** DATA FOR THIS EXERCISE follows **

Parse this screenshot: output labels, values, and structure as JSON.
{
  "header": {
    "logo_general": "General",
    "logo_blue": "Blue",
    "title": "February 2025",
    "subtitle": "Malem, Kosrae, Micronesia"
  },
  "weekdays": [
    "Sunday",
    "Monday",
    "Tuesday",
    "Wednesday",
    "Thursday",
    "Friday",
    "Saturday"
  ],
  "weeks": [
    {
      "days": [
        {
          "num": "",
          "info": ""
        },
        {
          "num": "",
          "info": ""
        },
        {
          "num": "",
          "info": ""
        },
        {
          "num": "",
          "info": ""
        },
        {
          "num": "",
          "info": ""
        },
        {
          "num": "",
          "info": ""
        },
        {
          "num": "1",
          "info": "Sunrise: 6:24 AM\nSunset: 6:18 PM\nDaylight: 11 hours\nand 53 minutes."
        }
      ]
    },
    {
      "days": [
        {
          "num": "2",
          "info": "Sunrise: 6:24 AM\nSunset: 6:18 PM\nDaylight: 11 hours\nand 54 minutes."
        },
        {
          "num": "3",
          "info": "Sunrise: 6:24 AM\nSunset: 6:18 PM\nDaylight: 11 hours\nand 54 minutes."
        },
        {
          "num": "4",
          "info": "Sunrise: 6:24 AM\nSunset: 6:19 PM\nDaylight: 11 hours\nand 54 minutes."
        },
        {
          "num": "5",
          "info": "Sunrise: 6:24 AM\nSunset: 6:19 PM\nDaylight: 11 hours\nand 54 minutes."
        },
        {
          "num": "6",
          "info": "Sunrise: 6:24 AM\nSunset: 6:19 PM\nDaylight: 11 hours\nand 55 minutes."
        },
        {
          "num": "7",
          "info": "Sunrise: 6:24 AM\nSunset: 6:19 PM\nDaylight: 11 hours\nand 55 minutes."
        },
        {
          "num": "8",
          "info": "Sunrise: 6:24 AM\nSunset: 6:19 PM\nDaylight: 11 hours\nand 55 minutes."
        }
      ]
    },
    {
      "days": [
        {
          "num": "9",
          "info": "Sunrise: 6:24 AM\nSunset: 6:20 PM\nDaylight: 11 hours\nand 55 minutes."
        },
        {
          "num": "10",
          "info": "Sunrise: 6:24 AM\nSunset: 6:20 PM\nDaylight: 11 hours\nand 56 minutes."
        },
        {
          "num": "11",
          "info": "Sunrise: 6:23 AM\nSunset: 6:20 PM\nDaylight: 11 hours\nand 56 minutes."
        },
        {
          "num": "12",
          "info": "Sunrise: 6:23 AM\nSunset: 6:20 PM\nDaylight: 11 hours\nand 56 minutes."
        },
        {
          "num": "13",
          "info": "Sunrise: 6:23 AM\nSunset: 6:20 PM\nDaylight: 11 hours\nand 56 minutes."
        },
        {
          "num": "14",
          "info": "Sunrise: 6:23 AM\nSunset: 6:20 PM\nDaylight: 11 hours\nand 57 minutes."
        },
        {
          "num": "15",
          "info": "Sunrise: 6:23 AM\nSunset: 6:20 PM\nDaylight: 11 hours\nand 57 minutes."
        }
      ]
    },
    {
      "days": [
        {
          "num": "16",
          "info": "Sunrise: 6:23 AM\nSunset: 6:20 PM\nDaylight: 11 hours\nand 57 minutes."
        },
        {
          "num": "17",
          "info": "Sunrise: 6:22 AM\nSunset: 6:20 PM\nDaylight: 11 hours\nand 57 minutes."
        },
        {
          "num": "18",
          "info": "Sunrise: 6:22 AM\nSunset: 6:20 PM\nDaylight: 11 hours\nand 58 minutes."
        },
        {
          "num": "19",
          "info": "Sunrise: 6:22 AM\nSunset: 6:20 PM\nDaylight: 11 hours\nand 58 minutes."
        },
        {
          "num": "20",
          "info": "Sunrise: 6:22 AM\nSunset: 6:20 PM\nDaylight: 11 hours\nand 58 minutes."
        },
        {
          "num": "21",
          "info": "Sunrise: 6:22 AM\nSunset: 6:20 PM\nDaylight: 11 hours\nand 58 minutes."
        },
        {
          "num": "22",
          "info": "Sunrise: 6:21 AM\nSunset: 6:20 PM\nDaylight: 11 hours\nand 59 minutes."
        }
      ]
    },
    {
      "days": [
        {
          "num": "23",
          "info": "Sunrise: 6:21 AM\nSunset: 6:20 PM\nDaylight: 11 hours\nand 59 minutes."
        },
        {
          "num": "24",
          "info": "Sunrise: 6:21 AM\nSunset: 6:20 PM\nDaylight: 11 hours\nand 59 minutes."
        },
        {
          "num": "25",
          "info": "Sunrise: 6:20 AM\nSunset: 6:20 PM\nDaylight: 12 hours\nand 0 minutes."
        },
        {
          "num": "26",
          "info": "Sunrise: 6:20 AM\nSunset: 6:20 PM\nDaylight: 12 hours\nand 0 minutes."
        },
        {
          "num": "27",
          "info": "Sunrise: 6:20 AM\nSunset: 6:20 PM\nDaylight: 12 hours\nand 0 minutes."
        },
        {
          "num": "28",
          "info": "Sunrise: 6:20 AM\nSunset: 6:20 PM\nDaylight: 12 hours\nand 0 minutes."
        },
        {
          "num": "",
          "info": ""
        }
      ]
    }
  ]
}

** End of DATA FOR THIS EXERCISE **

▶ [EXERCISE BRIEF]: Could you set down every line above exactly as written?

▶ [ANSWER TO THIS TASK]:
Parse this screenshot: output labels, values, and structure as JSON.
{
  "header": {
    "logo_general": "General",
    "logo_blue": "Blue",
    "title": "February 2025",
    "subtitle": "Malem, Kosrae, Micronesia"
  },
  "weekdays": [
    "Sunday",
    "Monday",
    "Tuesday",
    "Wednesday",
    "Thursday",
    "Friday",
    "Saturday"
  ],
  "weeks": [
    {
      "days": [
        {
          "num": "",
          "info": ""
        },
        {
          "num": "",
          "info": ""
        },
        {
          "num": "",
          "info": ""
        },
        {
          "num": "",
          "info": ""
        },
        {
          "num": "",
          "info": ""
        },
        {
          "num": "",
          "info": ""
        },
        {
          "num": "1",
          "info": "Sunrise: 6:24 AM\nSunset: 6:18 PM\nDaylight: 11 hours\nand 53 minutes."
        }
      ]
    },
    {
      "days": [
        {
          "num": "2",
          "info": "Sunrise: 6:24 AM\nSunset: 6:18 PM\nDaylight: 11 hours\nand 54 minutes."
        },
        {
          "num": "3",
          "info": "Sunrise: 6:24 AM\nSunset: 6:18 PM\nDaylight: 11 hours\nand 54 minutes."
        },
        {
          "num": "4",
          "info": "Sunrise: 6:24 AM\nSunset: 6:19 PM\nDaylight: 11 hours\nand 54 minutes."
        },
        {
          "num": "5",
          "info": "Sunrise: 6:24 AM\nSunset: 6:19 PM\nDaylight: 11 hours\nand 54 minutes."
        },
        {
          "num": "6",
          "info": "Sunrise: 6:24 AM\nSunset: 6:19 PM\nDaylight: 11 hours\nand 55 minutes."
        },
        {
          "num": "7",
          "info": "Sunrise: 6:24 AM\nSunset: 6:19 PM\nDaylight: 11 hours\nand 55 minutes."
        },
        {
          "num": "8",
          "info": "Sunrise: 6:24 AM\nSunset: 6:19 PM\nDaylight: 11 hours\nand 55 minutes."
        }
      ]
    },
    {
      "days": [
        {
          "num": "9",
          "info": "Sunrise: 6:24 AM\nSunset: 6:20 PM\nDaylight: 11 hours\nand 55 minutes."
        },
        {
          "num": "10",
          "info": "Sunrise: 6:24 AM\nSunset: 6:20 PM\nDaylight: 11 hours\nand 56 minutes."
        },
        {
          "num": "11",
          "info": "Sunrise: 6:23 AM\nSunset: 6:20 PM\nDaylight: 11 hours\nand 56 minutes."
        },
        {
          "num": "12",
          "info": "Sunrise: 6:23 AM\nSunset: 6:20 PM\nDaylight: 11 hours\nand 56 minutes."
        },
        {
          "num": "13",
          "info": "Sunrise: 6:23 AM\nSunset: 6:20 PM\nDaylight: 11 hours\nand 56 minutes."
        },
        {
          "num": "14",
          "info": "Sunrise: 6:23 AM\nSunset: 6:20 PM\nDaylight: 11 hours\nand 57 minutes."
        },
        {
          "num": "15",
          "info": "Sunrise: 6:23 AM\nSunset: 6:20 PM\nDaylight: 11 hours\nand 57 minutes."
        }
      ]
    },
    {
      "days": [
        {
          "num": "16",
          "info": "Sunrise: 6:23 AM\nSunset: 6:20 PM\nDaylight: 11 hours\nand 57 minutes."
        },
        {
          "num": "17",
          "info": "Sunrise: 6:22 AM\nSunset: 6:20 PM\nDaylight: 11 hours\nand 57 minutes."
        },
        {
          "num": "18",
          "info": "Sunrise: 6:22 AM\nSunset: 6:20 PM\nDaylight: 11 hours\nand 58 minutes."
        },
        {
          "num": "19",
          "info": "Sunrise: 6:22 AM\nSunset: 6:20 PM\nDaylight: 11 hours\nand 58 minutes."
        },
        {
          "num": "20",
          "info": "Sunrise: 6:22 AM\nSunset: 6:20 PM\nDaylight: 11 hours\nand 58 minutes."
        },
        {
          "num": "21",
          "info": "Sunrise: 6:22 AM\nSunset: 6:20 PM\nDaylight: 11 hours\nand 58 minutes."
        },
        {
          "num": "22",
          "info": "Sunrise: 6:21 AM\nSunset: 6:20 PM\nDaylight: 11 hours\nand 59 minutes."
        }
      ]
    },
    {
      "days": [
        {
          "num": "23",
          "info": "Sunrise: 6:21 AM\nSunset: 6:20 PM\nDaylight: 11 hours\nand 59 minutes."
        },
        {
          "num": "24",
          "info": "Sunrise: 6:21 AM\nSunset: 6:20 PM\nDaylight: 11 hours\nand 59 minutes."
        },
        {
          "num": "25",
          "info": "Sunrise: 6:20 AM\nSunset: 6:20 PM\nDaylight: 12 hours\nand 0 minutes."
        },
        {
          "num": "26",
          "info": "Sunrise: 6:20 AM\nSunset: 6:20 PM\nDaylight: 12 hours\nand 0 minutes."
        },
        {
          "num": "27",
          "info": "Sunrise: 6:20 AM\nSunset: 6:20 PM\nDaylight: 12 hours\nand 0 minutes."
        },
        {
          "num": "28",
          "info": "Sunrise: 6:20 AM\nSunset: 6:20 PM\nDaylight: 12 hours\nand 0 minutes."
        },
        {
          "num": "",
          "info": ""
        }
      ]
    }
  ]
}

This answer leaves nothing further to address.